Not Letting Scary Myths Go Un-busted

Hi Readers: Here are some excerpts from a discussion going on — the kind of discussion we can all undertake, when we come face to face with the safety “advice”  that only makes people more scared.  The tips that begin this exchange (vastly edited down, by me) were posted on a PTA list serve by a police department’s “safety expert.” Here goes:


If you are a parent, you are certainly concerned about the increasing
amount of criminal activity directed against children of all ages. From
assaults, molestation and kidnapping of very young children, to brutal
muggings, date-rape and murder of college-age students, violence against
children is a terrifying occurrence that strikes numerous families every
day. However, by taking certain precautionary steps, you and your
children can reduce the possibility of your family becoming victims…

– Teach your children to keep the doors and windows in your home locked
at all times. Instruct them that they must never open the door to a
stranger, even if you are home with them….
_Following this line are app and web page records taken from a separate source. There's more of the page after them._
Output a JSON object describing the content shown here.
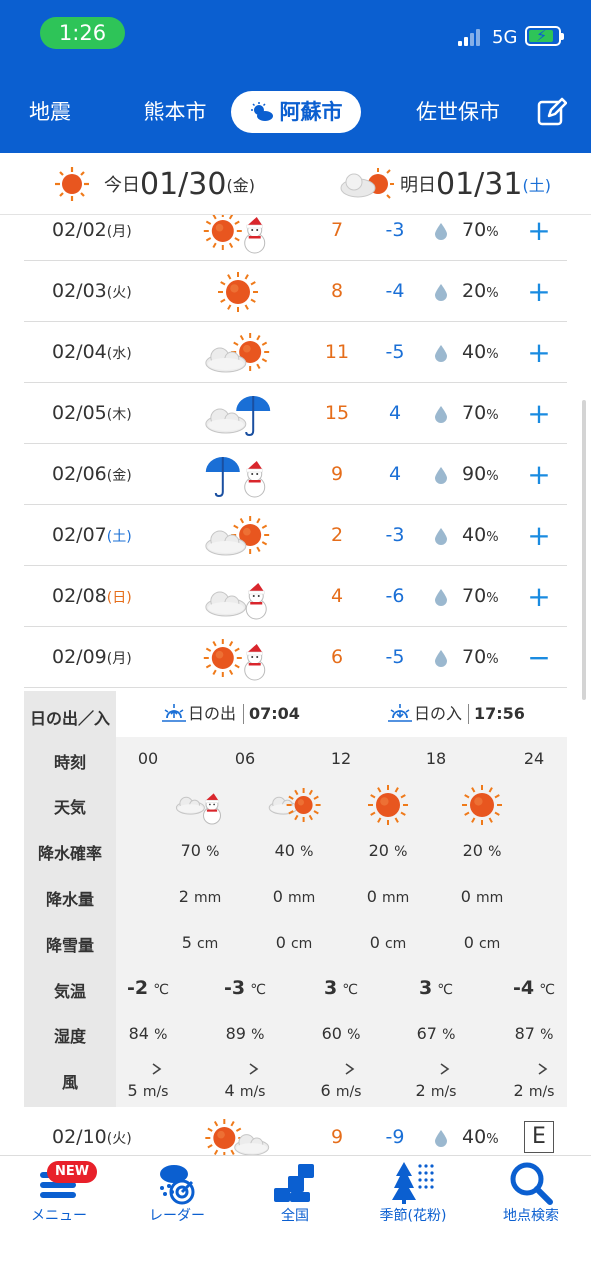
{
  "status": {
    "time": "1:26",
    "network": "5G"
  },
  "tabs": [
    {
      "label": "地震",
      "active": false
    },
    {
      "label": "熊本市",
      "active": false
    },
    {
      "label": "阿蘇市",
      "active": true,
      "icon": "partly-sunny-icon"
    },
    {
      "label": "佐世保市",
      "active": false
    }
  ],
  "datebar": {
    "today_prefix": "今日",
    "today_date": "01/30",
    "today_dow": "(金)",
    "tomorrow_prefix": "明日",
    "tomorrow_date": "01/31",
    "tomorrow_dow": "(土)"
  },
  "days": [
    {
      "date": "02/02",
      "dow": "(月)",
      "icons": [
        "sun",
        "snowman"
      ],
      "hi": "7",
      "lo": "-3",
      "pop": "70",
      "unit": "%",
      "toggle": "+"
    },
    {
      "date": "02/03",
      "dow": "(火)",
      "icons": [
        "sun"
      ],
      "hi": "8",
      "lo": "-4",
      "pop": "20",
      "unit": "%",
      "toggle": "+"
    },
    {
      "date": "02/04",
      "dow": "(水)",
      "icons": [
        "cloud",
        "sun"
      ],
      "hi": "11",
      "lo": "-5",
      "pop": "40",
      "unit": "%",
      "toggle": "+"
    },
    {
      "date": "02/05",
      "dow": "(木)",
      "icons": [
        "cloud",
        "umbrella"
      ],
      "hi": "15",
      "lo": "4",
      "pop": "70",
      "unit": "%",
      "toggle": "+"
    },
    {
      "date": "02/06",
      "dow": "(金)",
      "icons": [
        "umbrella",
        "snowman"
      ],
      "hi": "9",
      "lo": "4",
      "pop": "90",
      "unit": "%",
      "toggle": "+"
    },
    {
      "date": "02/07",
      "dow": "(土)",
      "icons": [
        "cloud",
        "sun"
      ],
      "hi": "2",
      "lo": "-3",
      "pop": "40",
      "unit": "%",
      "toggle": "+"
    },
    {
      "date": "02/08",
      "dow": "(日)",
      "icons": [
        "cloud",
        "snowman"
      ],
      "hi": "4",
      "lo": "-6",
      "pop": "70",
      "unit": "%",
      "toggle": "+"
    },
    {
      "date": "02/09",
      "dow": "(月)",
      "icons": [
        "sun",
        "snowman"
      ],
      "hi": "6",
      "lo": "-5",
      "pop": "70",
      "unit": "%",
      "toggle": "−"
    }
  ],
  "detail": {
    "sun_label": "日の出／入",
    "sunrise_label": "日の出",
    "sunrise_time": "07:04",
    "sunset_label": "日の入",
    "sunset_time": "17:56",
    "row_labels": [
      "時刻",
      "天気",
      "降水確率",
      "降水量",
      "降雪量",
      "気温",
      "湿度",
      "風"
    ],
    "hours": [
      "00",
      "06",
      "12",
      "18",
      "24"
    ],
    "weather": [
      "cloud-snow",
      "cloud-sun",
      "sun",
      "sun"
    ],
    "pop": [
      {
        "v": "70",
        "u": "%"
      },
      {
        "v": "40",
        "u": "%"
      },
      {
        "v": "20",
        "u": "%"
      },
      {
        "v": "20",
        "u": "%"
      }
    ],
    "rain": [
      {
        "v": "2",
        "u": "mm"
      },
      {
        "v": "0",
        "u": "mm"
      },
      {
        "v": "0",
        "u": "mm"
      },
      {
        "v": "0",
        "u": "mm"
      }
    ],
    "snow": [
      {
        "v": "5",
        "u": "cm"
      },
      {
        "v": "0",
        "u": "cm"
      },
      {
        "v": "0",
        "u": "cm"
      },
      {
        "v": "0",
        "u": "cm"
      }
    ],
    "temp": [
      {
        "v": "-2",
        "u": "℃"
      },
      {
        "v": "-3",
        "u": "℃"
      },
      {
        "v": "3",
        "u": "℃"
      },
      {
        "v": "3",
        "u": "℃"
      },
      {
        "v": "-4",
        "u": "℃"
      }
    ],
    "humidity": [
      {
        "v": "84",
        "u": "%"
      },
      {
        "v": "89",
        "u": "%"
      },
      {
        "v": "60",
        "u": "%"
      },
      {
        "v": "67",
        "u": "%"
      },
      {
        "v": "87",
        "u": "%"
      }
    ],
    "wind": [
      {
        "v": "5",
        "u": "m/s"
      },
      {
        "v": "4",
        "u": "m/s"
      },
      {
        "v": "6",
        "u": "m/s"
      },
      {
        "v": "2",
        "u": "m/s"
      },
      {
        "v": "2",
        "u": "m/s"
      }
    ]
  },
  "next_day": {
    "date": "02/10",
    "dow": "(火)",
    "icons": [
      "sun",
      "cloud"
    ],
    "hi": "9",
    "lo": "-9",
    "pop": "40",
    "unit": "%",
    "box": "E"
  },
  "nav": [
    {
      "label": "メニュー",
      "icon": "menu-icon",
      "badge": "NEW"
    },
    {
      "label": "レーダー",
      "icon": "radar-icon"
    },
    {
      "label": "全国",
      "icon": "japan-map-icon"
    },
    {
      "label": "季節(花粉)",
      "icon": "pollen-icon"
    },
    {
      "label": "地点検索",
      "icon": "search-icon"
    }
  ],
  "colors": {
    "brand": "#0b5fd0",
    "high": "#e56d1a",
    "low": "#1a6fd6"
  }
}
– When out with your children, never leave them unattended –
anywhere! Don’t leave them alone in your car (even if you are just
running inside the store “for a minute,” or if you are pumping gas
at a self-service gas station). In these instances, you are inviting a
kidnapping, a carjacking or both! Don’t leave your children alone in
a store while you are shopping. Keep an eye on them constantly. It
only takes a split second for a criminal to abduct your children and a
crowded store is no protection.

– While on vacation…Don’t let your children travel from your hotel room to the pool, or any other area, without supervision. You do not want them in an elevator with a stranger or walking in an area in which they could easily be assaulted or abducted.

– Don’t let your children use a public restroom alone. Always go
with them.

– Be sure that your child is not alone when playing outside.

– Reconsider putting your children’s names on their clothing or
possessions in visible locations. If you can see it, so can the
criminals. They can then use the children’s names to convincingly
deceive them…

Protecting older children (middle school through high school):

Most of the safety tips and rules described in the previous part of
this are applicable to older children as well….Please review the previous paragraphs carefully and select those tips and rules that apply to them.

– Talk to your children about the importance of avoiding gang members.

– Tell your children to avoid all contact with drugs and alcohol.

College Students:

….Today’s college students MUST pay extra attention to personal safety.

– Freshmen need to be extra careful as they may be targets for abuse by

– Be aware that criminal attacks on campuses are on the rise and should
be taken seriously.

– Always lock your room door when you leave, even if it’s for a short time if you’re just going down the hall.

– When studying in the library, be observant. Often, the best places to study (quiet, unpopulated areas) are the best places to be victimized.

– Don’t go to parties alone, especially if alcohol is served. Never
leave your drink unattended or accept open drinks from someone you
don’t know.


Dear Ms. P.,

A member of our PTA Listserve just posted your list of recommendations to keep children safe.  I appreciate your concern for children’s safety, but worry that general statements such as “the increasing amount of criminal activity directed against children of all ages” lead people to believe that these types of abduction-type scenarios are common now, when in fact they are incredibly and increasingly rare when you look at the actual data.

…Of course I want them to protect [my kids] from extreme circumstances, but with these warnings, you paint a picture of a world in which predators are everywhere, waiting to pounce at any second, and that my children and I need to be fearful of every person and every situation.  This is not how I want to raise my children.

Please make it clear in future communications of the true likelihood of any of these horrific events.


Alison Risso


Dear Alison: While I appreciate your feedback, the safety tips are just that — tips to make people aware…. While the tips may be overwhelming to you, I have received feedback from others who appreciated receiving them…. I think it would be remiss of me to give these tips and then in the next sentence relay that the probability of it happening is nil.


Dear Ms. P.,

Thank you for your response.  As I said, my objection was….to the statements that these sorts of crimes against children are increasing.  This simply isn’t true and, as a representative of the police department, I expect you to present solid, objective information.


AND NOW A WORD FROM ME, LENORE: I love Alison for not letting this expert’s alarmism pass as fact. And I am appalled that this rep from the police department would perpetuate the idea that any moment our kids are in the car alone for three minutes, they are in danger of kidnapping. Or if they are one aisle away from us at the grocery store, they are in danger of kidnapping. Or if they are in an elevator with someone other than their next-of-kin, they are in danger of … you get the idea.

With Alison as a role model, let’s make 2011 the year we don’t let this bad advice get a free ride. (Especially from a stranger! Yikes!) — Lenore